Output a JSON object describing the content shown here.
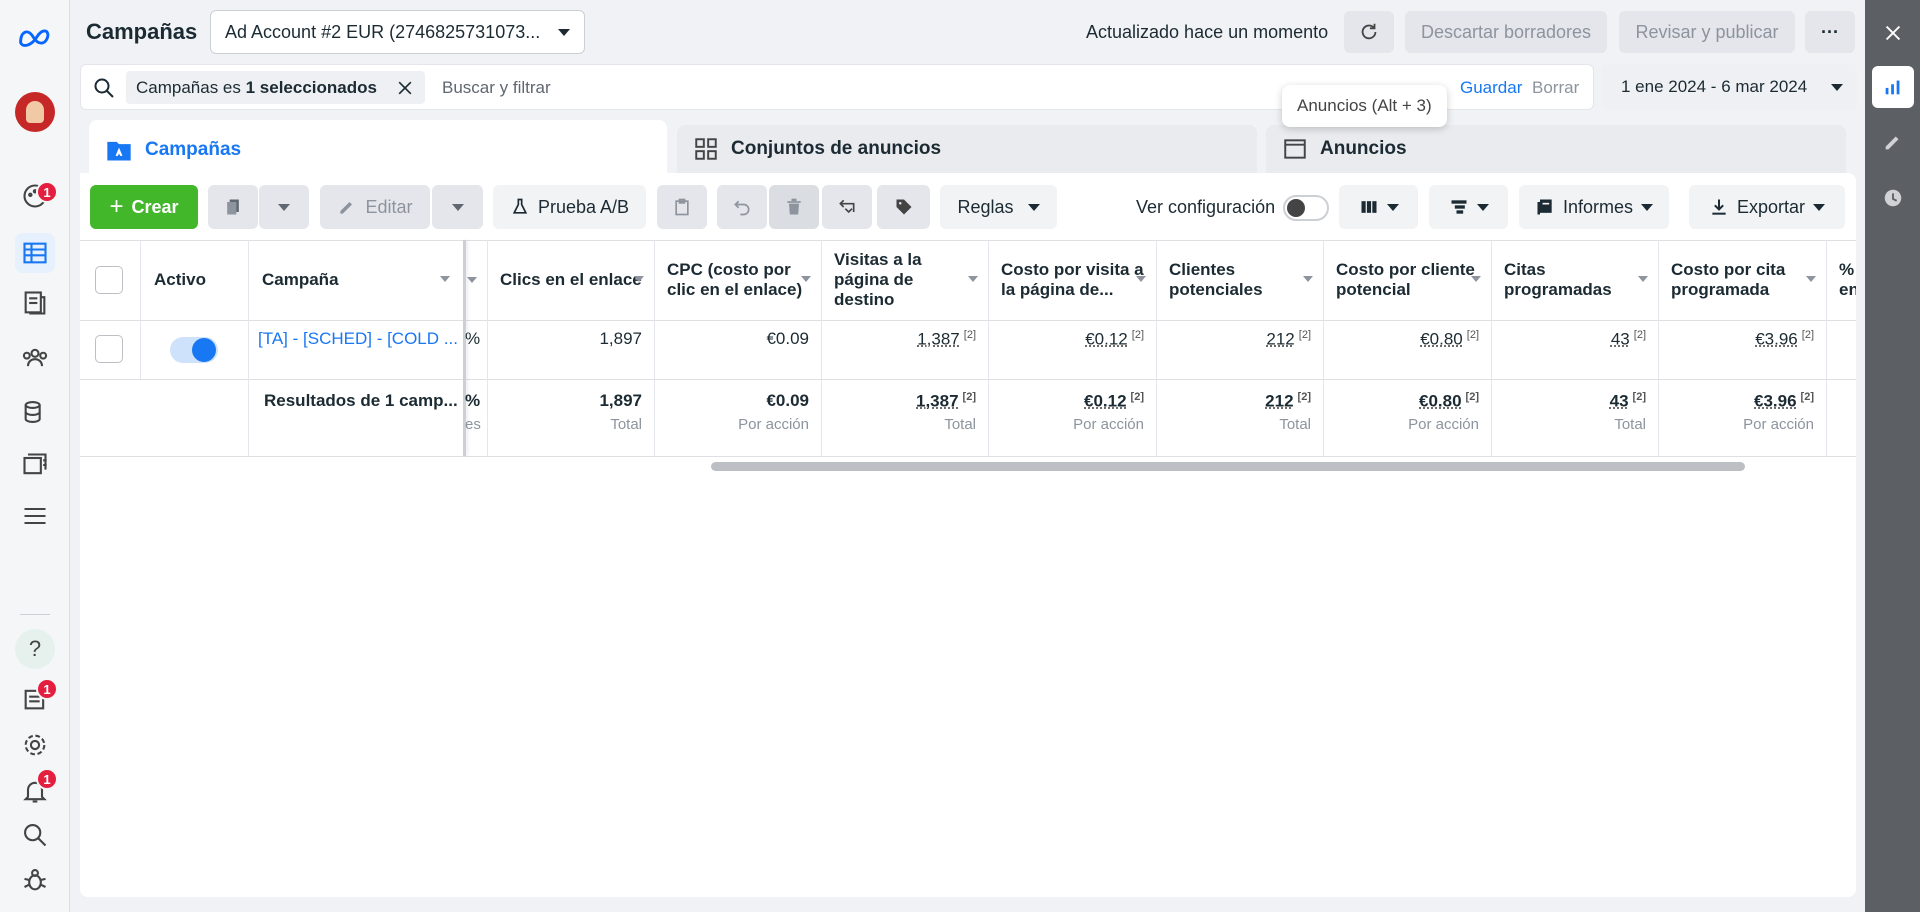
{
  "header": {
    "title": "Campañas",
    "account": "Ad Account #2 EUR (2746825731073...",
    "updated": "Actualizado hace un momento",
    "discard": "Descartar borradores",
    "review": "Revisar y publicar",
    "more": "···"
  },
  "search": {
    "chip_prefix": "Campañas es ",
    "chip_bold": "1 seleccionados",
    "placeholder": "Buscar y filtrar",
    "save": "Guardar",
    "clear": "Borrar",
    "date_range": "1 ene 2024 - 6 mar 2024"
  },
  "tooltip": "Anuncios (Alt + 3)",
  "tabs": [
    {
      "label": "Campañas"
    },
    {
      "label": "Conjuntos de anuncios"
    },
    {
      "label": "Anuncios"
    }
  ],
  "toolbar": {
    "create": "Crear",
    "edit": "Editar",
    "ab_test": "Prueba A/B",
    "rules": "Reglas",
    "view_config": "Ver configuración",
    "reports": "Informes",
    "export": "Exportar"
  },
  "table": {
    "headers": {
      "active": "Activo",
      "campaign": "Campaña",
      "clicks": "Clics en el enlace",
      "cpc": "CPC (costo por clic en el enlace)",
      "visits": "Visitas a la página de destino",
      "cost_visit": "Costo por visita a la página de...",
      "leads": "Clientes potenciales",
      "cost_lead": "Costo por cliente potencial",
      "appointments": "Citas programadas",
      "cost_appt": "Costo por cita programada",
      "pct": "% en"
    },
    "row": {
      "campaign": "[TA] - [SCHED] - [COLD ...",
      "pct": "%",
      "clicks": "1,897",
      "cpc": "€0.09",
      "visits": "1,387",
      "cost_visit": "€0.12",
      "leads": "212",
      "cost_lead": "€0.80",
      "appointments": "43",
      "cost_appt": "€3.96",
      "footnote": "[2]"
    },
    "summary": {
      "label": "Resultados de 1 camp...",
      "pct": "%",
      "pct_sub": "es",
      "clicks": "1,897",
      "cpc": "€0.09",
      "visits": "1,387",
      "cost_visit": "€0.12",
      "leads": "212",
      "cost_lead": "€0.80",
      "appointments": "43",
      "cost_appt": "€3.96",
      "total": "Total",
      "per_action": "Por acción",
      "footnote": "[2]"
    }
  },
  "badges": {
    "notif1": "1",
    "notif2": "1",
    "notif3": "1"
  },
  "colors": {
    "accent": "#1877f2",
    "create_green": "#42b72a",
    "badge_red": "#e41e3f"
  }
}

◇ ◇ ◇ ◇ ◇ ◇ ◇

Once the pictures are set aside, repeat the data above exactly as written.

Output a JSON object describing the content shown here.
{
  "header": {
    "title": "Campañas",
    "account": "Ad Account #2 EUR (2746825731073...",
    "updated": "Actualizado hace un momento",
    "discard": "Descartar borradores",
    "review": "Revisar y publicar",
    "more": "···"
  },
  "search": {
    "chip_prefix": "Campañas es ",
    "chip_bold": "1 seleccionados",
    "placeholder": "Buscar y filtrar",
    "save": "Guardar",
    "clear": "Borrar",
    "date_range": "1 ene 2024 - 6 mar 2024"
  },
  "tooltip": "Anuncios (Alt + 3)",
  "tabs": [
    {
      "label": "Campañas"
    },
    {
      "label": "Conjuntos de anuncios"
    },
    {
      "label": "Anuncios"
    }
  ],
  "toolbar": {
    "create": "Crear",
    "edit": "Editar",
    "ab_test": "Prueba A/B",
    "rules": "Reglas",
    "view_config": "Ver configuración",
    "reports": "Informes",
    "export": "Exportar"
  },
  "table": {
    "headers": {
      "active": "Activo",
      "campaign": "Campaña",
      "clicks": "Clics en el enlace",
      "cpc": "CPC (costo por clic en el enlace)",
      "visits": "Visitas a la página de destino",
      "cost_visit": "Costo por visita a la página de...",
      "leads": "Clientes potenciales",
      "cost_lead": "Costo por cliente potencial",
      "appointments": "Citas programadas",
      "cost_appt": "Costo por cita programada",
      "pct": "% en"
    },
    "row": {
      "campaign": "[TA] - [SCHED] - [COLD ...",
      "pct": "%",
      "clicks": "1,897",
      "cpc": "€0.09",
      "visits": "1,387",
      "cost_visit": "€0.12",
      "leads": "212",
      "cost_lead": "€0.80",
      "appointments": "43",
      "cost_appt": "€3.96",
      "footnote": "[2]"
    },
    "summary": {
      "label": "Resultados de 1 camp...",
      "pct": "%",
      "pct_sub": "es",
      "clicks": "1,897",
      "cpc": "€0.09",
      "visits": "1,387",
      "cost_visit": "€0.12",
      "leads": "212",
      "cost_lead": "€0.80",
      "appointments": "43",
      "cost_appt": "€3.96",
      "total": "Total",
      "per_action": "Por acción",
      "footnote": "[2]"
    }
  },
  "badges": {
    "notif1": "1",
    "notif2": "1",
    "notif3": "1"
  },
  "colors": {
    "accent": "#1877f2",
    "create_green": "#42b72a",
    "badge_red": "#e41e3f"
  }
}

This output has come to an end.